*Required work:* Skip the images; return every entry exactly.

*Provided material:*
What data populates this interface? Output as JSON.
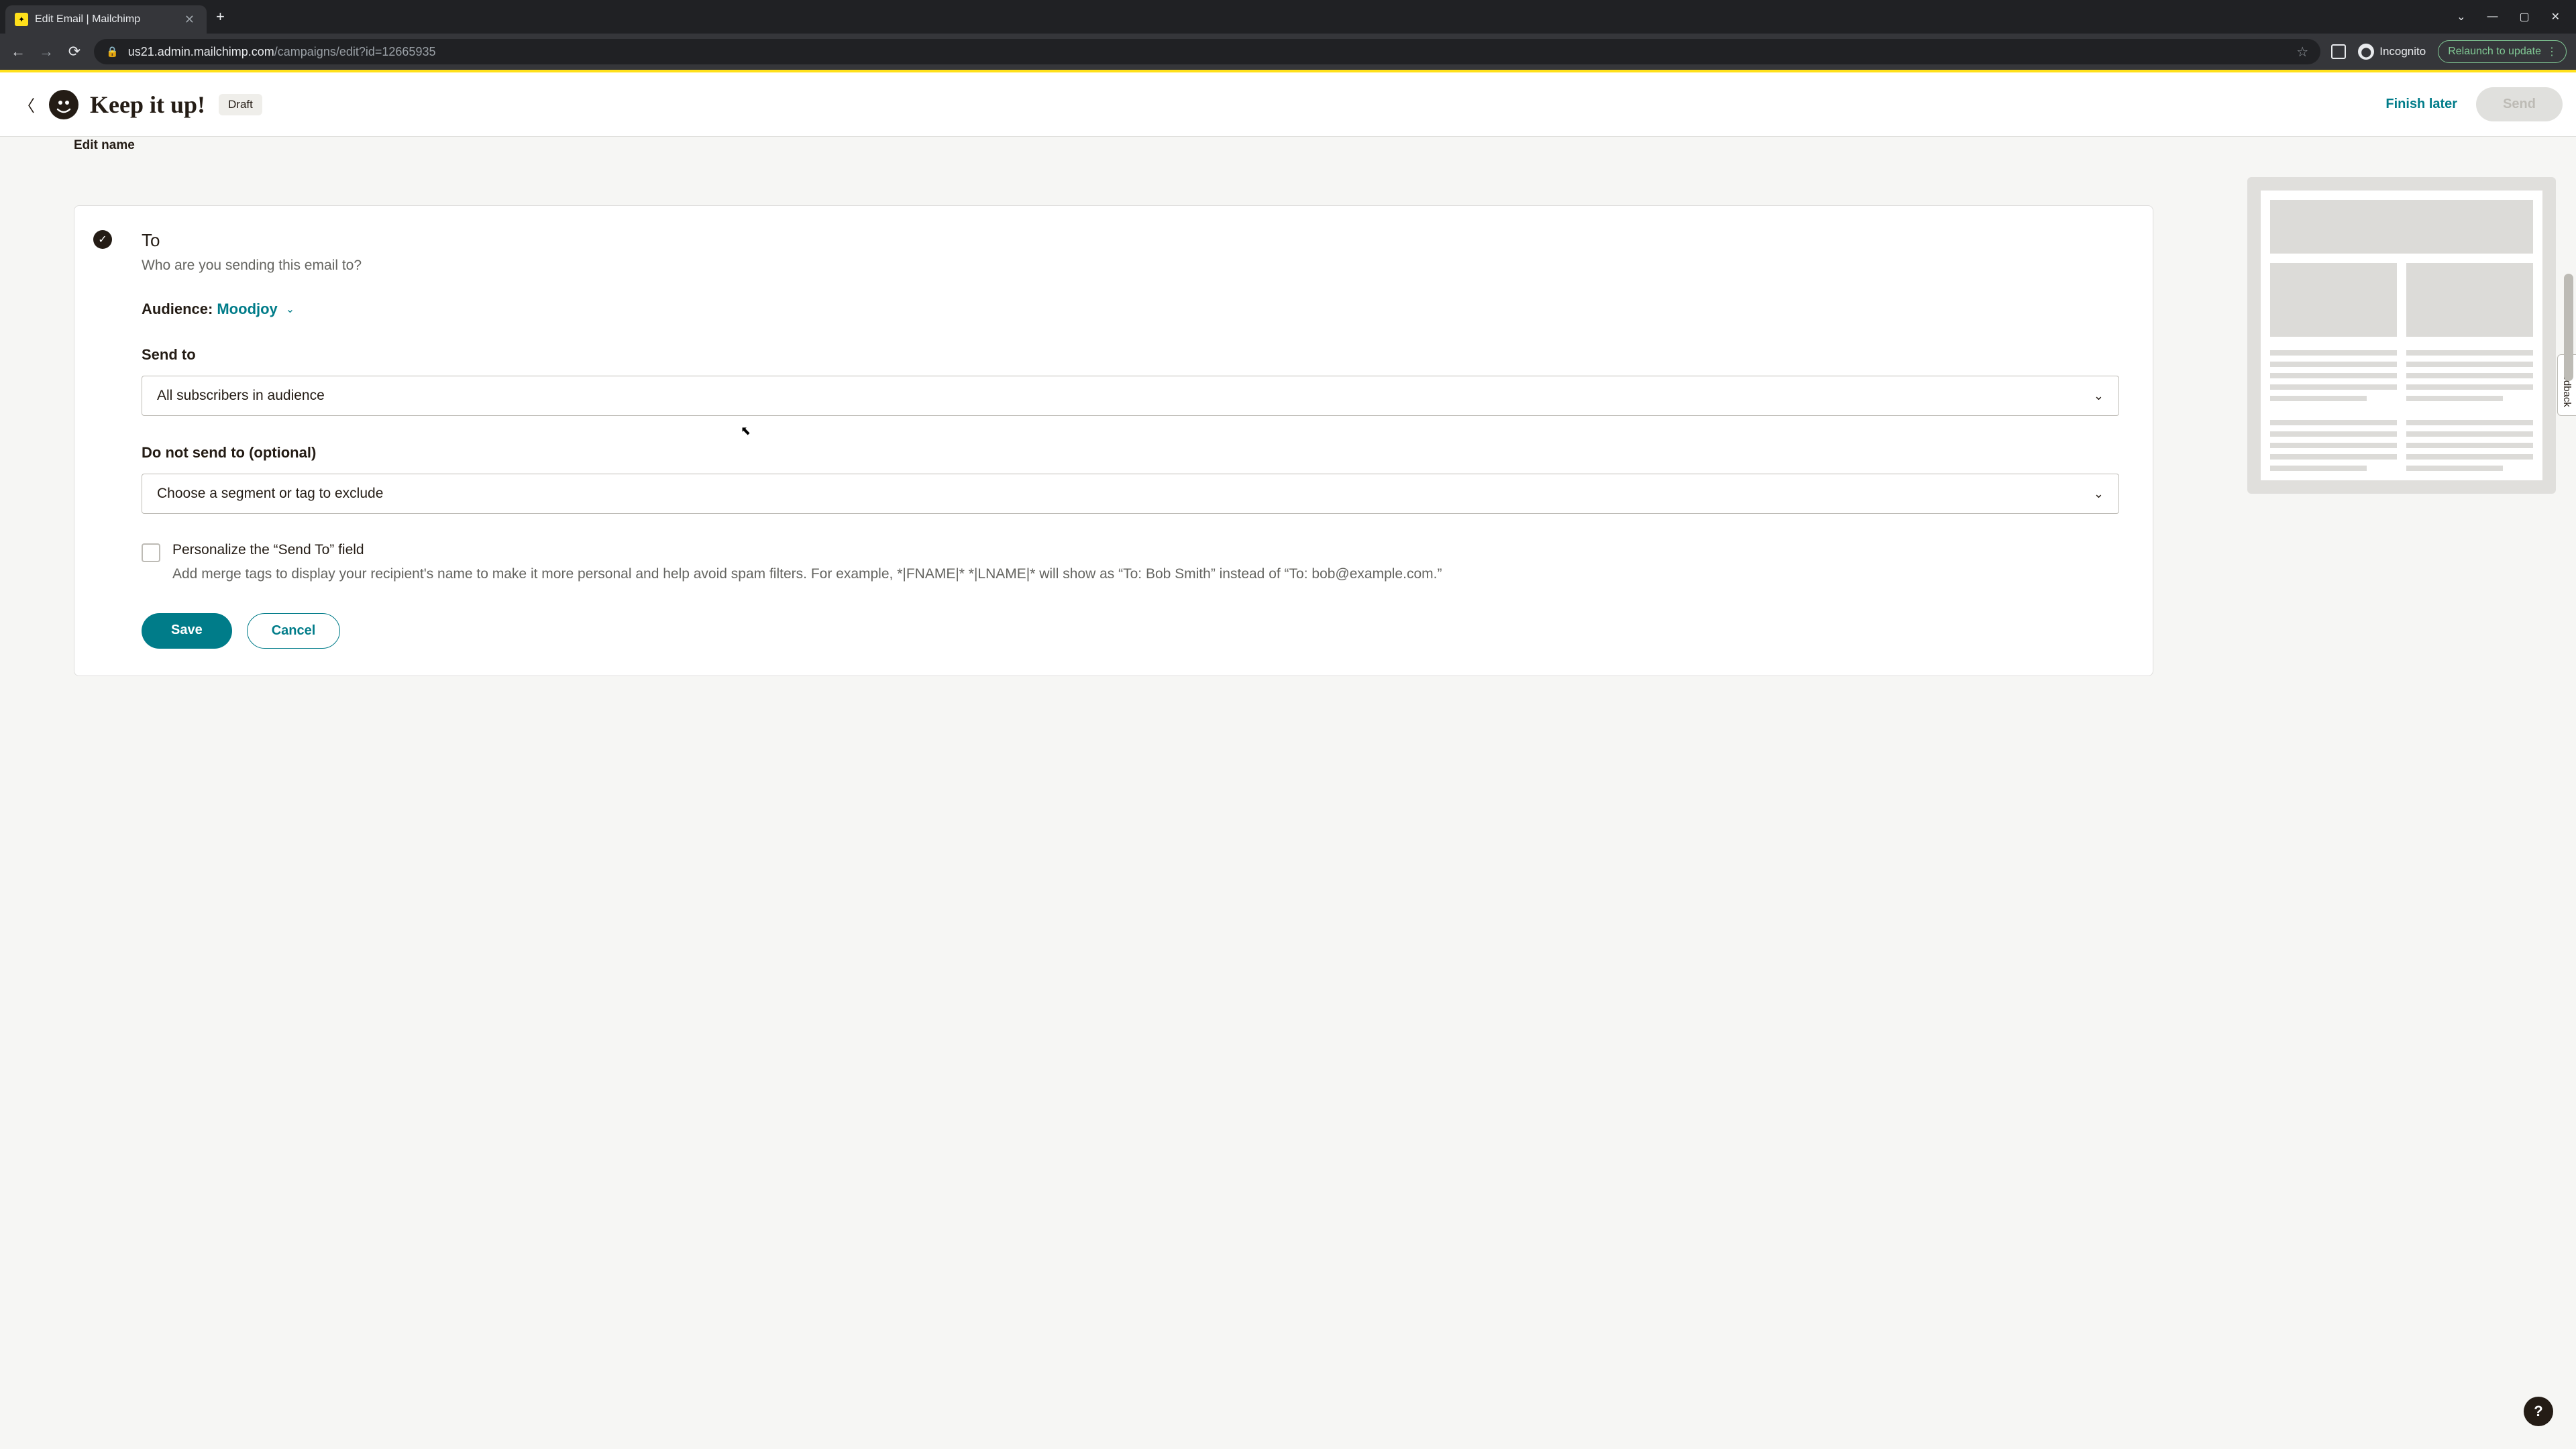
{
  "browser": {
    "tab_title": "Edit Email | Mailchimp",
    "url_domain": "us21.admin.mailchimp.com",
    "url_path": "/campaigns/edit?id=12665935",
    "incognito_label": "Incognito",
    "relaunch_label": "Relaunch to update"
  },
  "header": {
    "campaign_title": "Keep it up!",
    "status_badge": "Draft",
    "finish_later": "Finish later",
    "send": "Send"
  },
  "page": {
    "edit_name": "Edit name"
  },
  "to_card": {
    "title": "To",
    "subtitle": "Who are you sending this email to?",
    "audience_label": "Audience:",
    "audience_value": "Moodjoy",
    "send_to_label": "Send to",
    "send_to_value": "All subscribers in audience",
    "exclude_label": "Do not send to (optional)",
    "exclude_value": "Choose a segment or tag to exclude",
    "personalize_label": "Personalize the “Send To” field",
    "personalize_desc": "Add merge tags to display your recipient's name to make it more personal and help avoid spam filters. For example, *|FNAME|* *|LNAME|* will show as “To: Bob Smith” instead of “To: bob@example.com.”",
    "save": "Save",
    "cancel": "Cancel"
  },
  "feedback": "Feedback",
  "help": "?"
}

*Output for this task:*
What data populates this interface? Output as JSON.
{
  "browser": {
    "tab_title": "Edit Email | Mailchimp",
    "url_domain": "us21.admin.mailchimp.com",
    "url_path": "/campaigns/edit?id=12665935",
    "incognito_label": "Incognito",
    "relaunch_label": "Relaunch to update"
  },
  "header": {
    "campaign_title": "Keep it up!",
    "status_badge": "Draft",
    "finish_later": "Finish later",
    "send": "Send"
  },
  "page": {
    "edit_name": "Edit name"
  },
  "to_card": {
    "title": "To",
    "subtitle": "Who are you sending this email to?",
    "audience_label": "Audience:",
    "audience_value": "Moodjoy",
    "send_to_label": "Send to",
    "send_to_value": "All subscribers in audience",
    "exclude_label": "Do not send to (optional)",
    "exclude_value": "Choose a segment or tag to exclude",
    "personalize_label": "Personalize the “Send To” field",
    "personalize_desc": "Add merge tags to display your recipient's name to make it more personal and help avoid spam filters. For example, *|FNAME|* *|LNAME|* will show as “To: Bob Smith” instead of “To: bob@example.com.”",
    "save": "Save",
    "cancel": "Cancel"
  },
  "feedback": "Feedback",
  "help": "?"
}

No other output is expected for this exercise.